About this exercise
Draw out every line with the word "content" from the listing below.

Extracted data
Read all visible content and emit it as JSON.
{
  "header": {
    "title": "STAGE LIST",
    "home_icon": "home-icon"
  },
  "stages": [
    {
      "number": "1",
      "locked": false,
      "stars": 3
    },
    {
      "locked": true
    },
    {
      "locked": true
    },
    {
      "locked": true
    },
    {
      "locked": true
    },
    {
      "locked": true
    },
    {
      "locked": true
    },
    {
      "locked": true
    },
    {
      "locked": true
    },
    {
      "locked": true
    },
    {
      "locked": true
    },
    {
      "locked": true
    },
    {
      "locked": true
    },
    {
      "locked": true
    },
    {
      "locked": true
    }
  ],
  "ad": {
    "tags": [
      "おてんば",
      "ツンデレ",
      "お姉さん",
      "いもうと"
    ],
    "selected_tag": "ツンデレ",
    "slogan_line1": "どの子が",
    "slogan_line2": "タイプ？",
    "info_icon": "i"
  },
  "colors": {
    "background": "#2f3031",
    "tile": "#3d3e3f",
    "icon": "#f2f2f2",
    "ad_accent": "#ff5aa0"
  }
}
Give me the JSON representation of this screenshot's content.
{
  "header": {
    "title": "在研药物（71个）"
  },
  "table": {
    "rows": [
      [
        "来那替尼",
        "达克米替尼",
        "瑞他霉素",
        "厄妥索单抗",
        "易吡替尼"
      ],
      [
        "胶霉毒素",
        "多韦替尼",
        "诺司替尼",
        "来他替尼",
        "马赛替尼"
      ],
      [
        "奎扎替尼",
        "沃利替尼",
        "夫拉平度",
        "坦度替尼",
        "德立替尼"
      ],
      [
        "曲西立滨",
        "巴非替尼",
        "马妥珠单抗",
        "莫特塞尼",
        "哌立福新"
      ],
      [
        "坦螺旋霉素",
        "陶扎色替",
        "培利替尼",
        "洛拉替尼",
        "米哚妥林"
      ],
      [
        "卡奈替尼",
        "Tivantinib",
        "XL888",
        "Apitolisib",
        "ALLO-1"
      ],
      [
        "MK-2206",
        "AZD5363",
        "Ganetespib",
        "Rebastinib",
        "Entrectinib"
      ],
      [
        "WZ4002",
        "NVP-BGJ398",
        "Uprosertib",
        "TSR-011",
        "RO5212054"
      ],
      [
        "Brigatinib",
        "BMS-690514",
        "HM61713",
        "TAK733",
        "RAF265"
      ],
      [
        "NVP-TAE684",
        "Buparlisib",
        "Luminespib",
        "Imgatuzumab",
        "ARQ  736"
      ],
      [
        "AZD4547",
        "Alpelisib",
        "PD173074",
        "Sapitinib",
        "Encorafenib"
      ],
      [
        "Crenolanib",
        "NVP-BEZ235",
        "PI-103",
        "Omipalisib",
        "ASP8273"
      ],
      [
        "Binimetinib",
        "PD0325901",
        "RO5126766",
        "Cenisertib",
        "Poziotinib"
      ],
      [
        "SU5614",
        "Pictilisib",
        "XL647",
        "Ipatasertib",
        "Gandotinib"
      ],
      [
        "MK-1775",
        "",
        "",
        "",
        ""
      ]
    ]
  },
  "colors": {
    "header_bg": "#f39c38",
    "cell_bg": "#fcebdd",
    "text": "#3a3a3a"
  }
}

Solution for this exercise
Read all visible content and emit it as JSON.
Give me the JSON representation of this screenshot's content.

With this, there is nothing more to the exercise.